▸ **Work item**
The string "verified" may appear on lines of the entries below; report how many such lines there are, and only that.

▸ **Record extracts**
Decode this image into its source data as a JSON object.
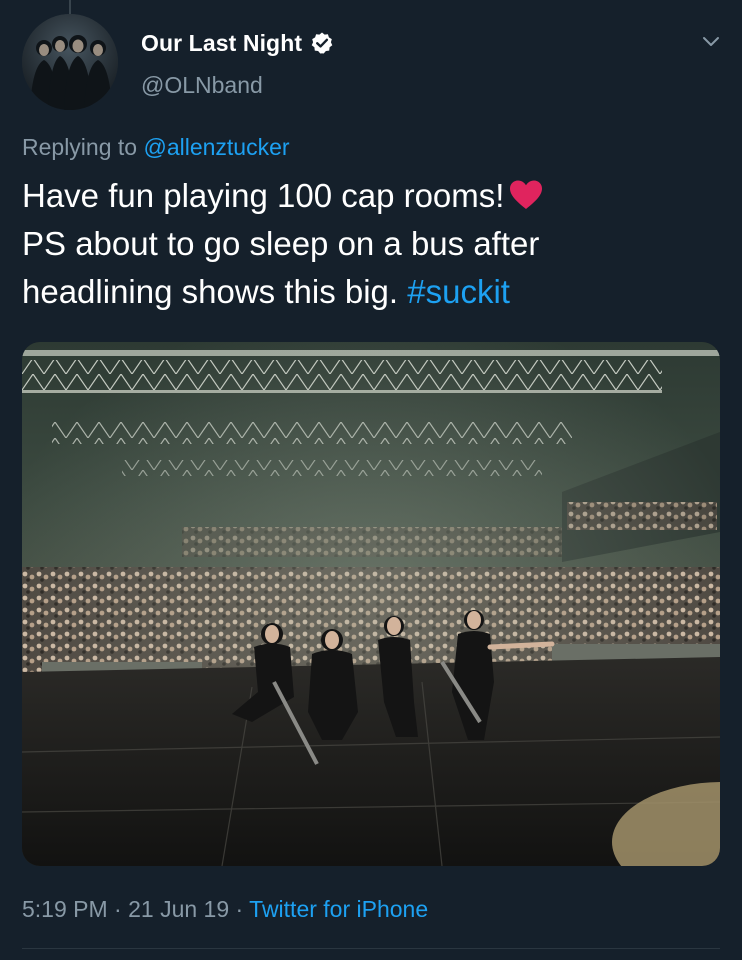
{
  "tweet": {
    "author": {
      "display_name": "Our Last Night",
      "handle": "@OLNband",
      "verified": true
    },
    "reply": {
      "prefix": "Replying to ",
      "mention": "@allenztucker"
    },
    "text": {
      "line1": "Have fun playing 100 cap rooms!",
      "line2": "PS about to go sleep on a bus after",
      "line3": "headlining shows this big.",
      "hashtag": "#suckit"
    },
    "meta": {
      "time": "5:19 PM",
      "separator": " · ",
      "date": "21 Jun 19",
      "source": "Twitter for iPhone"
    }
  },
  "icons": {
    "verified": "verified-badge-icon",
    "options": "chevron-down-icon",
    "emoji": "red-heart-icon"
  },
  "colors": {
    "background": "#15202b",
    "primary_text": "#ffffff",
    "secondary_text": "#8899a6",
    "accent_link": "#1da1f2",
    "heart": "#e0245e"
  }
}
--
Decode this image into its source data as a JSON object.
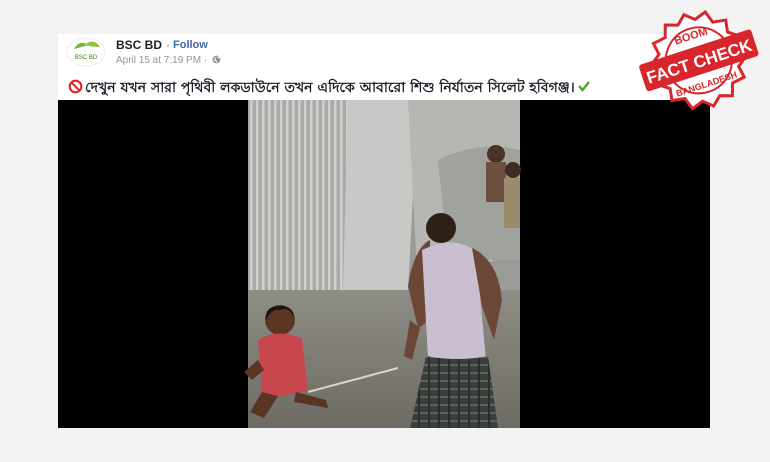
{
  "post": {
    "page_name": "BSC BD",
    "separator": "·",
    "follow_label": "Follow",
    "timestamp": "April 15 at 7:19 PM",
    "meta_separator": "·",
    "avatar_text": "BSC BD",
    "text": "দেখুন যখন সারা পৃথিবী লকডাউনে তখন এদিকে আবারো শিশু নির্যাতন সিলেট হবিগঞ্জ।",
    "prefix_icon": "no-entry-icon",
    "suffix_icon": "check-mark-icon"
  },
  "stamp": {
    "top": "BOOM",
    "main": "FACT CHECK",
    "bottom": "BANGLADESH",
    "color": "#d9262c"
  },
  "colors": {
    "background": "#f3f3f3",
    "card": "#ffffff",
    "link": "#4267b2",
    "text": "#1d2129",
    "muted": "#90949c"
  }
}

▸ **The completed task**
2